So, How Many Hats Do You Wear?

My photo
Pensacola, Florida, United States
Husband. *Dog Dad* Training Specialist. Runner. Triathlete (on hiatus). USATF LDR Surveyor. USAT (Elite Rules) Certified Official, Category 2. RRCA Representative, Florida (North). Observer Of The Human Condition.

Thursday, March 1, 2012

Nature's Little Surprises

"Nature loves her little surprises....don't you know it's a waste of your day caught up in endless solutions that have no meaning, just a hunch based on jumping conclusions...living a life of illusion..." - (Joe Walsh, 1981)

On my non-running day this last week, Suzanne and I were invited to a Zumba class by a friend (a former member of my training group, and my dentist) and his girlfriend. When the invitation came I believe I had a good idea what to expect.


In case you spent the last decade in a place where there are no gyms playing a single beat of Latin-flavored dance music, Zumba is a mix of Latin-style dance and aerobic moves. If you squint just so and the lighting is right during a sixty-minute session, you might get visions of Billy Blanks and Shakira.


I've done aerobic classes of one kind or another over the past couple of decades, however almost 30 years had passed since I did my last "mae geri keage" in the dojo, so the kickboxing moves were going to be more difficult. I'd seen the info commercials on television, so I worried a little leading into the class session. First, bouncing around on a linoleum floor in a school cafeteria may not be good rehabilitation for achilles tendonosis. Second, my parents did not pass on the "dance" gene, at least not to any popular dance outside of "high school hug-disguised-as-a-slow-dance" dance.

But I did remember my first aerobic instructor's advice if a routine became too complicated:

Keep breathing. Breathing is definitely a good idea, considering the unsavory alternatives. I don't do "smurf" all that well.

Keep moving. Standing still in an exercise class when everyone else is moving eventually leads to unintended collisions. Kickboxing moves, not full-contact kumite, grasshopper.

Keep smiling. If smiling is not possible a grimace looks much like a smile from a distance.

In that order.


But most importantly, I was going to be (probably) the second guy in a class full of women. There are guys who feel comfortable in their presence. There are guys who, by circumstance, spend a great deal of their life in their close proximity.
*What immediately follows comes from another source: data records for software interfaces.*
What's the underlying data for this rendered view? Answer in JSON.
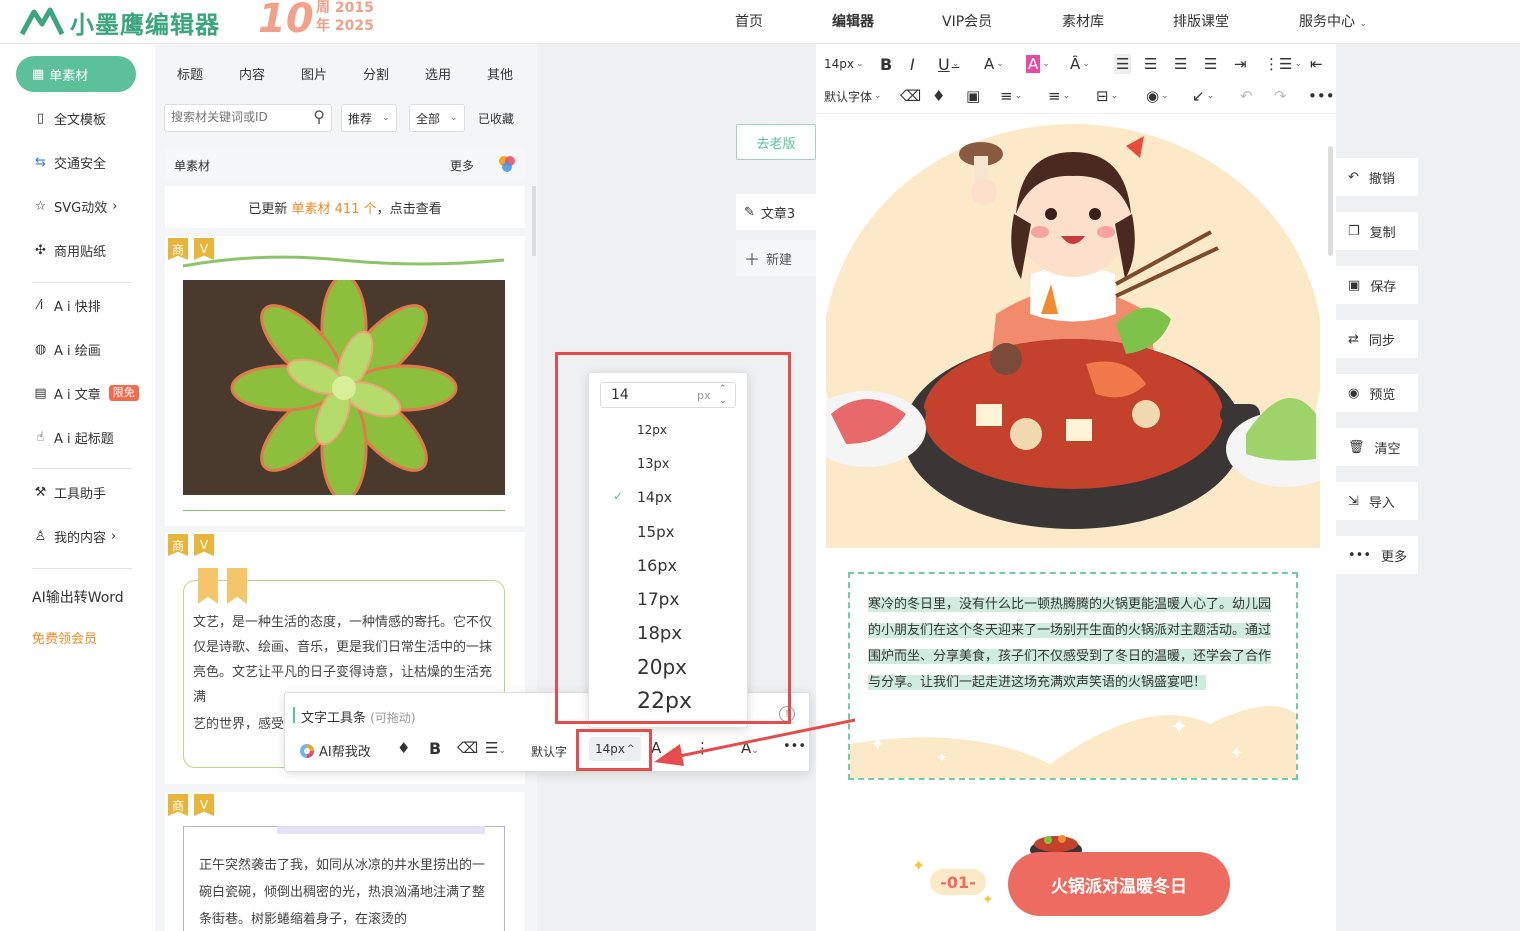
{
  "header": {
    "logo_text": "小墨鹰编辑器",
    "anniv_big": "10",
    "anniv_line1": "周 2015",
    "anniv_line2": "年 2025",
    "nav": [
      "首页",
      "编辑器",
      "VIP会员",
      "素材库",
      "排版课堂",
      "服务中心"
    ]
  },
  "leftnav": {
    "active": "单素材",
    "items": [
      "全文模板",
      "交通安全",
      "SVG动效",
      "商用贴纸",
      "A i 快排",
      "A i 绘画",
      "A i 文章",
      "A i 起标题",
      "工具助手",
      "我的内容"
    ],
    "ai_article_badge": "限免",
    "ai_word": "AI输出转Word",
    "free_vip": "免费领会员"
  },
  "panel": {
    "tabs": [
      "标题",
      "内容",
      "图片",
      "分割",
      "选用",
      "其他"
    ],
    "search_placeholder": "搜索材关键词或ID",
    "dd_recommend": "推荐",
    "dd_all": "全部",
    "collected": "已收藏",
    "head_title": "单素材",
    "head_more": "更多",
    "update_prefix": "已更新",
    "update_highlight": "单素材 411 个",
    "update_suffix": "，点击查看",
    "tag_shang": "商",
    "tag_v": "V",
    "card2_text": "文艺，是一种生活的态度，一种情感的寄托。它不仅仅是诗歌、绘画、音乐，更是我们日常生活中的一抹亮色。文艺让平凡的日子变得诗意，让枯燥的生活充满",
    "card2_tail": "艺的世界，感受",
    "card3_text": "正午突然袭击了我，如同从冰凉的井水里捞出的一碗白瓷碗，倾倒出稠密的光，热浪汹涌地注满了整条街巷。树影蜷缩着身子，在滚烫的"
  },
  "middle": {
    "old_version": "去老版",
    "doc_tab": "文章3",
    "new": "新建"
  },
  "toolbar": {
    "font_size": "14px",
    "default_font": "默认字体"
  },
  "editor": {
    "paragraph": "寒冷的冬日里，没有什么比一顿热腾腾的火锅更能温暖人心了。幼儿园的小朋友们在这个冬天迎来了一场别开生面的火锅派对主题活动。通过围炉而坐、分享美食，孩子们不仅感受到了冬日的温暖，还学会了合作与分享。让我们一起走进这场充满欢声笑语的火锅盛宴吧！",
    "section_num": "-01-",
    "section_title": "火锅派对温暖冬日"
  },
  "right_actions": [
    "撤销",
    "复制",
    "保存",
    "同步",
    "预览",
    "清空",
    "导入",
    "更多"
  ],
  "text_toolbar": {
    "title": "文字工具条",
    "hint": "(可拖动)",
    "ai_btn": "AI帮我改",
    "font": "默认字",
    "size": "14px"
  },
  "fontsize_dropdown": {
    "input_value": "14",
    "unit": "px",
    "options": [
      "12px",
      "13px",
      "14px",
      "15px",
      "16px",
      "17px",
      "18px",
      "20px",
      "22px"
    ],
    "selected": "14px"
  },
  "colors": {
    "brand": "#5cc09a",
    "accent_orange": "#f08a24",
    "annotation_red": "#e74c4c"
  }
}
If you're one of those guys whose livelihood (two good examples being the medical and educational disciplines) requires you to be in close proximity, you learn a lot of things.

You learn women are EXACTLY like men. At least when they are in an environment where they are the overwhelming majority, if not the totality. Sure, their work spaces are a little more nicely decorated, scented, and accessorized, otherwise they're alike. While I've never spent time in a ladies' locker room, I can say that women who work in an all-female shop can be very un-ladylike. They are more likely to, to be polite, "let their hair down." I've heard things no man should probably ever know existed. After about six months, I pretty much became one of the girls...estrogen-challenged and testosterone-enhanced, but one of the girls, no less.
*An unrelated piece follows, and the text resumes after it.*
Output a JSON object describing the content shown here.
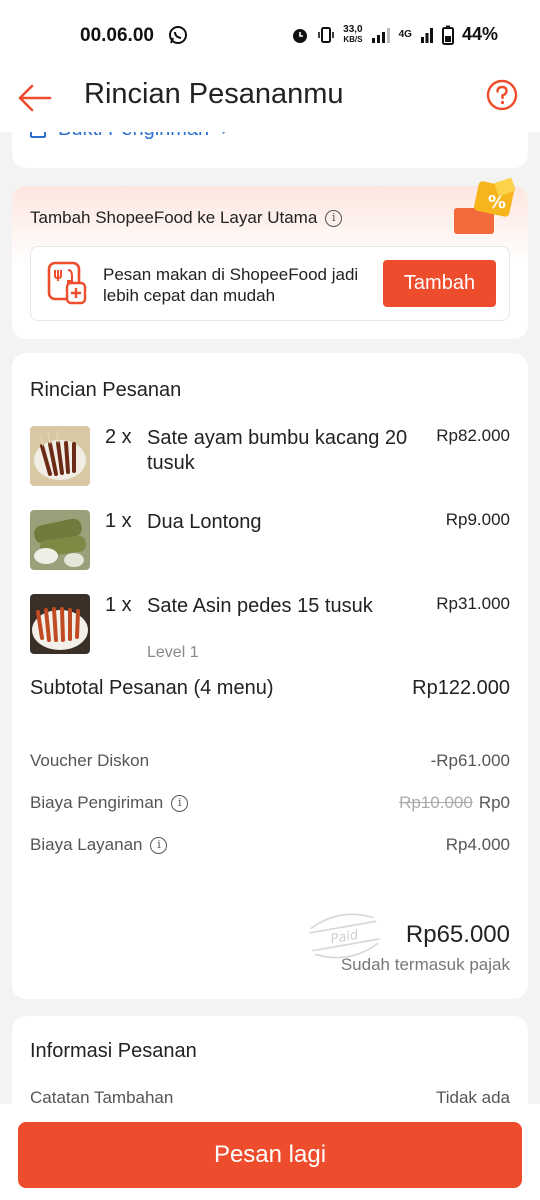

After Dr. Quigley's "breathe, move, smile" advice came that of Clint Eastwood, straight out of "Heartbreak Ridge." Sure, that old Marine Corps gunnery sergeant was trying to get in touch with his inner-feminine side (or his ex-wife's), but he valued the ability to 'adapt, overcome, improvise.' As Suzanne moved farther forward into the class and worked at learning the routines, I stayed in the back of the classroom where the traffic was lighter, got a good sweat, and - most importantly - didn't hurt myself or anyone else too much. And, while dance frustrates me, I have to admit I did have a little bit of fun.


Perhaps that's why all-woman health and fitness clubs and women's running groups are popular. The "fairer sex" can feel less hindered or intimidated by us grunting, sweating, metal plate-chucking, lead-by-a half-stride-pace-seeking knuckleheads. Some of them do get better workouts that way. Of course, there are women who completely waste their time socializing or working out at an intensity level just one notch above sitting on the couch.


There are benefits to co-ed training. If you want to get a good weight workout, do it with a chick. There's not going to be a lot of grunting and, if you'll pardon the expression, man-handling the weight. Women more often use proper form and reasonable resistance. They'll get a lot of repetitions in so the muscle is stronger, not necessarily bigger. And there are drawbacks, too. There have been track workouts where my ego had to kick in to keep from getting "chicked" on one or more repeats. I trained with a woman who was so tough, we joked she would only quit a workout when a bone was sticking out of her leg...and only after she realized the bone ws her own.

"Every once in a while," my wife says, "we need to confuse our body by doing something a little different." Here's to the occasional confusion workout. It can be something as simple as changing from the time of the run from evening to morning, the surface from road to treadmill, the situation from running solo to doing a run with a group.

No comments: